The complexity of the Palestine-Israel conflict notwithstanding, it should never be used by extremists and fanatics on either side to ignite religious hatred or to justify the use of racist or ethnic slurs. It is unfortunate that the biggest supporters of Israel today are the followers of certain branches of US evangelical Christianity whose loyalty toward Zionism is rooted in biblical beliefs.
Zionism must not be conflated with Judaism or the Jewish people and those standing against it, including many Jews, cannot be described as antisemites.
The Palestinian struggle for liberation is about justice, freedom and the rule of law and those supporting those rights come from all walks of life and from every faith, race and nationality. The emotional expressions of humanity and empathy toward the suffering of Palestinians, especially in Gaza, are in no way a show of support for Hamas and its strategy. Those who support one side against the other, for whatever reason, should not be used by sinister forces to stoke the fires of hate speech, antisemitism and Islamophobia.
Antisemitism is a European scourge that is alien to the people of the Middle East. The Palestinians, of all people, should never be dragged into this distinctively Western syndrome, which has resulted in pogroms and massacres of Jews in Europe that were resolved at the expense of the Palestinians.
Politicians, academics, influencers and religious leaders are responsible for calming people. The message must be that supporting the Palestinian right to self-determination is not and should not be perceived as antisemitic, just as supporting Israel must not be used to trigger Islamophobic hate speech.
There are people — powerful individuals and governments — who want to cancel others by labeling them. Hate speech leads to hate crimes and innocent people then suffer at the hands of bigots and fundamentalists. Sober leadership is needed at all levels to make sure that neither antisemitism nor Islamophobia deflects attention from the real issue, which is ending the occupation.
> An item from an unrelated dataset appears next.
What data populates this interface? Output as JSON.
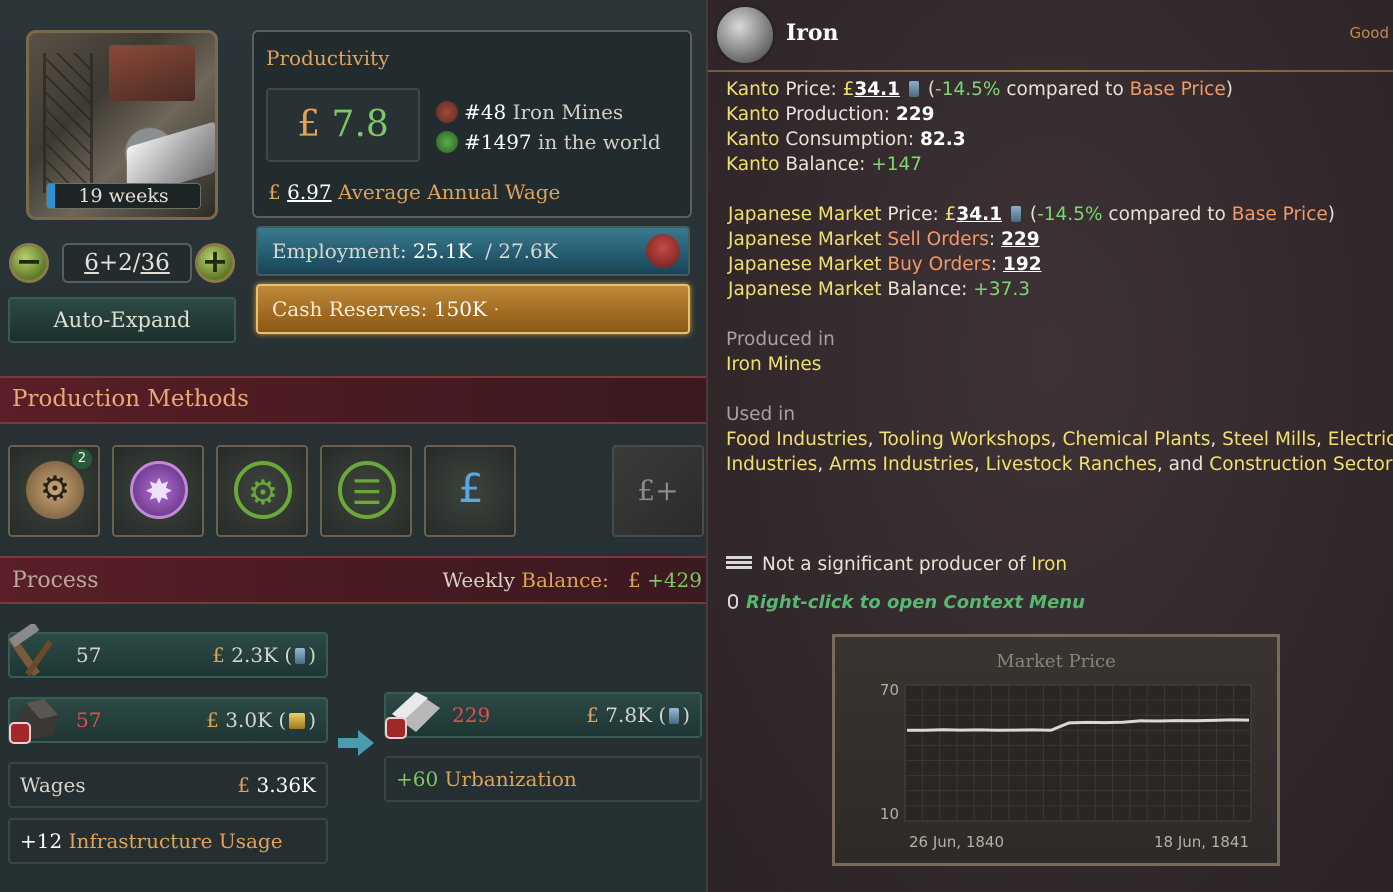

• Osama Al-Sharif is a journalist and political commentator in Amman.